* Unit of account means that we have a convenient common form of exchange (avoids double coincidence dilemma where people have to find one another to exchange the exact goods/services each desires).
** Store of value doesn't mean the currency is/should be/must be inherently valuable; rather, it means retrievable or tenderable for a transaction. Some argue that inflation*** encroaches upon this function of money.
*** Inflation, specifically arising from full employment (wages grow faster), just erodes the value of accumulated wealth - pools of money. Pooled money, like pooled water, breeds disease - it sucks the lifeblood of the ecosystem's hosts; likewise, pooled wealth allows the elite to leverage, or suck the lifeblood, of the real economy, denying pent-up supply/demand. Removing some water in a pooled water body only concentrates this leveraging. Instead, if there's a steady infusion of money - particularly to achieve full-employment - like a steady infusion of water into a once-pooled body of water, the parasitic properties of the water/economy diminish. Taxes, like evaporation, can remove excess money/demand. So, the money-sovereign, should [normative territory] not only provide the fresh infusion of money, but also ensure or install a system where the money flows, this system being guaranteed full employment where public sector job creation remedies the market failure of unemployment (like a fountain system or the natural water cycle for a body of water).

Again, excellent post!

mtngun's picture
Submitted by mtngun on

Jay repeats some old wives tales about the Fed "printing money" and giving money to banks.

The Fed did make not-necessarily-legal low interest loans to the banks during the crisis. The loans were repaid, but still, it wasn't the right way to handle the bank solvency issue.

QE merely swaps assets for cash, there is no direct gift. There is an indirect gift to the banks in the form of propping up housing prices -- but ultimately the Federal government is on the hook for all Federally insured mortgages, one way or the other.
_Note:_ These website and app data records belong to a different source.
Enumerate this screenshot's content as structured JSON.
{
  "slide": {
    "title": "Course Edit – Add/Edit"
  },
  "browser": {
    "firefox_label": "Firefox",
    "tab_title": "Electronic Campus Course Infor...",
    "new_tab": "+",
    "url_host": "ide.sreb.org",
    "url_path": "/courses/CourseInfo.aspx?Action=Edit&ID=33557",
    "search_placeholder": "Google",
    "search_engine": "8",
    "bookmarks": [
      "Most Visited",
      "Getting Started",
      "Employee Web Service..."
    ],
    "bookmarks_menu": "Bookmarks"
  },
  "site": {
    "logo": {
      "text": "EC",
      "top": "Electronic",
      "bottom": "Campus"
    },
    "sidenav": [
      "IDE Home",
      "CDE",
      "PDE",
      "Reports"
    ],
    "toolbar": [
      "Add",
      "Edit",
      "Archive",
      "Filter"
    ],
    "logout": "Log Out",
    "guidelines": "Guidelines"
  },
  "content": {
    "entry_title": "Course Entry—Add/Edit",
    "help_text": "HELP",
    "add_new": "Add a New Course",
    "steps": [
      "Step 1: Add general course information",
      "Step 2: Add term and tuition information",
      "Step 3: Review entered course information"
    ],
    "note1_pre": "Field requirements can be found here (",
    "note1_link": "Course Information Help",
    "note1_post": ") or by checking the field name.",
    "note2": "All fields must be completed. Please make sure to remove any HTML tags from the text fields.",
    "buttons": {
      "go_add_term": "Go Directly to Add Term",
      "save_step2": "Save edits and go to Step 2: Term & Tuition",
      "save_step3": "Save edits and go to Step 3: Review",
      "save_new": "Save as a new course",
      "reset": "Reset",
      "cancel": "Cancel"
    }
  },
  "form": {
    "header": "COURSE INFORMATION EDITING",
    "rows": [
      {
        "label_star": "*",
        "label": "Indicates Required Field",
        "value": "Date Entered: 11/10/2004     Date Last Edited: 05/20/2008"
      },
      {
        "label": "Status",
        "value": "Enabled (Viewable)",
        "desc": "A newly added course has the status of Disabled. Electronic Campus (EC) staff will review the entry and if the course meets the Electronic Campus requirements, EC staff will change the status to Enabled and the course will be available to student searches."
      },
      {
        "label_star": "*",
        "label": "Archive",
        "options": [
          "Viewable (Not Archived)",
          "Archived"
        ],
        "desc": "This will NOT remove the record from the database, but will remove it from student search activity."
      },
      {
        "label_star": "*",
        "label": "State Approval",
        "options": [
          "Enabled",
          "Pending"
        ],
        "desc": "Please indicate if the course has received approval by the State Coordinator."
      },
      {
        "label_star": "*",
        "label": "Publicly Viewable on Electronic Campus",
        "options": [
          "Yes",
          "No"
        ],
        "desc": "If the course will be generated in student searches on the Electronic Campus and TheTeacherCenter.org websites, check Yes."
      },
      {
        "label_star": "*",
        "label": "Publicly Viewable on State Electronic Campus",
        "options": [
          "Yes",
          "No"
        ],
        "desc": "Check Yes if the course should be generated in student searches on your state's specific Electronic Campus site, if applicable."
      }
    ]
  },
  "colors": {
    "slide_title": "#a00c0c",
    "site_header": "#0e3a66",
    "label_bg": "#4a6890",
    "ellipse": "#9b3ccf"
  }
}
The key to stopping the "grand bargain" is educating the public on the deficit. That the deficit is nothing to fear. That there is no SS crisis. That the Federal government can pay any bill it choses to pay, with spending limited only by inflation.

Jay's picture
Submitted by Jay on

That's $26,000 for every man, woman, and child in the United States.

Read all about it here.

QE isn't a gift if it swaps assets for cash. But it is a gift if it swaps what everyone in the banks called "worthless" assets for cash, and frankly the SIVs the banks created for the sole purpose of burning to the ground so they could collect the insurance, are the assets now held as collateral by the Fed. The Fed paid face value, no questions asked.

Now think about it. If the Fed had distributed that $7.7 Trillion to the population at large, with the stipulation that it only be used to pay off mortgage, credit card, and student loan debt, what effects would it have had?

The Fed would have been taking the exact same collateral. The "assets" underlying the banks' balance sheets, i.e., debt obligations by consumers, is the functionally the same thing as . . . debts owed by consumers that the Fed would be backstopping directly.

The banks would have had $7.7 trillion of dubious loans wiped from their balance sheets.

Many homeowners would have had windfalls with major, beneficial implications to their mortgages.

Most consumers would have gone from owing tens of thousands in credit card, auto, and student loan debt, some with usurious interest rates, to having disposable income.

What about bad debts that would never be repaid to the Fed? Under the current program, that's going to happen anyway as some of the banks' "assets," which the Fed holds as collateral, will go up in smoke.

But dropping money like that from helicopters to people who actually need it would never have happened. It solves too many problems, and as the OP speculates, the powers that be aren't interested in solving problems, only creating problems that derive profits. The Rules state that you can only accept the housing market as collateral for $7.7 Trillion of loans from banksters, but not from the people who live in that housing market. Because, you know, "moral hazard."